A third advantage of the panels 1 according to the invention is that their slats 7 made of metal are not subject to deformation in the presence of humidity. The wood singles 5 may be subject to such a deformation, but such does not cause any problem inasmuch as they are held onto the slats 7 by means of spikes 11 punched therein, which, contrary to conventional nails or glue, may “fold” in one direction or another in the case of a shingle deformation.

From a practical standpoint, the wood shingle panel 1 according to the invention can be of any length and/or height. Prototypes made by the Applicant for test purposes actually had wood shingles 5 with a height of about 15″ and the metal sheet used as their slat was nailed at such a height onto the rear of the row of wood shingles as to leave a height “h” about 5″ free at the bottom of a similar panel when hooked onto it (see FIG. 2).

To start the installation of the wood shingle panels 1 onto a roof or wall, use can be made of “starting” panels, as it is also the case before with the existing wood shingle panels.

The wood shingle panels 1′ useful to start assembly of the panels 1 in an upwardly extending direction are also shown in the drawings. They comprise a plurality of wood shingles 5′ positioned in adjacent relationship to form a row that extends over a given length. The wood shingles 5′ have top edges that are in line along the given length, and they are attached to a slat 7′ consisting of a metal sheet having an inverted L-shaped cross-section 9′ that fit onto and is attached to the top edges of the wood shingles. The metal sheet forming the slat 7′ also has an upwardly projecting flat portion 13′ that is devised to fit into the inverted U-shaped top wall(s) of the wood shingle panel(s) 1. Preferably, the main wall of the inverted L-shaped of portion 9′ is punched to form a plurality of spikes 11′ that may be used as “nailing means”. Thus, the panels 1′ are as easy to manufacture as the panels 1. If desired, another punched slat 17′ may also be attached close to the bottom edges of the wood shingles 5′ for the purpose of stability.

Of course, the panels 1 and 1′ may be sold as a kit for use to cover a wall or a roof.

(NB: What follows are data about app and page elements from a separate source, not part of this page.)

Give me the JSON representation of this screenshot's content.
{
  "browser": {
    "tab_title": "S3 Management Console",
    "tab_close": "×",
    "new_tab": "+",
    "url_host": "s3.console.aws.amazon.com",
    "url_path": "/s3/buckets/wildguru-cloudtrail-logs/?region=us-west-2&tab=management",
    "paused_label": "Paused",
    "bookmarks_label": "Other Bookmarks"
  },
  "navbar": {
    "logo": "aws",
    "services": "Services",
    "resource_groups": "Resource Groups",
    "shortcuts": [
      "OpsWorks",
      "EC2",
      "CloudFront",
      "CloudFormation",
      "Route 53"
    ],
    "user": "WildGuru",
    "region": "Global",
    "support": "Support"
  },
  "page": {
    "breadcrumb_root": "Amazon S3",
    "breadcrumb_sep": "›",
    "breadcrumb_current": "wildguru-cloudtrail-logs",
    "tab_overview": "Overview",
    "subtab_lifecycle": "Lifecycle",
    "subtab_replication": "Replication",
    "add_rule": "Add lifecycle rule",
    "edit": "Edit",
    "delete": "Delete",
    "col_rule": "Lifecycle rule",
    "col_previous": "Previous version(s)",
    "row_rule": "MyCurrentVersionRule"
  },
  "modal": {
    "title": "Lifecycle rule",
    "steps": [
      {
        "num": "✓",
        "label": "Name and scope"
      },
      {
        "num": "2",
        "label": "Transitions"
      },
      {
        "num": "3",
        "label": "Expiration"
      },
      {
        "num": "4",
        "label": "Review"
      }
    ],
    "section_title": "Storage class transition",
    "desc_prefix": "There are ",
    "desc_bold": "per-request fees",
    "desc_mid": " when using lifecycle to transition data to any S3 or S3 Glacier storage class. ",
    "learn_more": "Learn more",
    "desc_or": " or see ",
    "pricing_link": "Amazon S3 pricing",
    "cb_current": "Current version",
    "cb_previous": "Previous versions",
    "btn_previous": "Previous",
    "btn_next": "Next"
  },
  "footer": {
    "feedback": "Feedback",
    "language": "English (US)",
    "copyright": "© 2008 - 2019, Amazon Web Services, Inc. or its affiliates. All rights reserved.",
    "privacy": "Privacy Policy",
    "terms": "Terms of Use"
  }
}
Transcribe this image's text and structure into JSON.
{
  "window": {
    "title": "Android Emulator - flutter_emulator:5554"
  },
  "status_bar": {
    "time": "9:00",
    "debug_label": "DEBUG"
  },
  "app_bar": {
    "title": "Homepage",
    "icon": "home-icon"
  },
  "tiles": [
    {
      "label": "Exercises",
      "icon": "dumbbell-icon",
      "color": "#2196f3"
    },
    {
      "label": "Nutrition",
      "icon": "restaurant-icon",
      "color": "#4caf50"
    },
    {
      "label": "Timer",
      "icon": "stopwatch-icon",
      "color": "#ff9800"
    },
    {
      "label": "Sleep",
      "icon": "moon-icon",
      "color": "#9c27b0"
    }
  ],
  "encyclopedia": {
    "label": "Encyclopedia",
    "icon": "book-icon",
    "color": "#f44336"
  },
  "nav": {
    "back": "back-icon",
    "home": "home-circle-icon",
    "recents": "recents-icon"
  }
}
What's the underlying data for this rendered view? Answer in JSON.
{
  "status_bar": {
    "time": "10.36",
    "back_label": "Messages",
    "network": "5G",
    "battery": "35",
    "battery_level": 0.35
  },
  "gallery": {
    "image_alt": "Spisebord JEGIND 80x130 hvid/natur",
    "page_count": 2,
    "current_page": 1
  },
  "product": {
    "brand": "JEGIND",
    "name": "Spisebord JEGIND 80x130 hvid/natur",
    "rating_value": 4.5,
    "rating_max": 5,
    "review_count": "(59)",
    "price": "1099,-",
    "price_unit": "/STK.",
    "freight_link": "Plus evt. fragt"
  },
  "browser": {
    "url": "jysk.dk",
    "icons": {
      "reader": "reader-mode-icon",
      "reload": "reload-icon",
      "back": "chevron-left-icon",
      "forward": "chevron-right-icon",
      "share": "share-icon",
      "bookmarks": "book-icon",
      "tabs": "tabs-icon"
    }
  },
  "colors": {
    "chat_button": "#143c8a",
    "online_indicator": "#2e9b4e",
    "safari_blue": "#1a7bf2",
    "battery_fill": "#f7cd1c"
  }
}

As may be appreciated, numerous modifications could be made to the wood shingle panels 1 and 1′ disclosed hereinabove without departing from the scope of the invention as defined in the appended claims.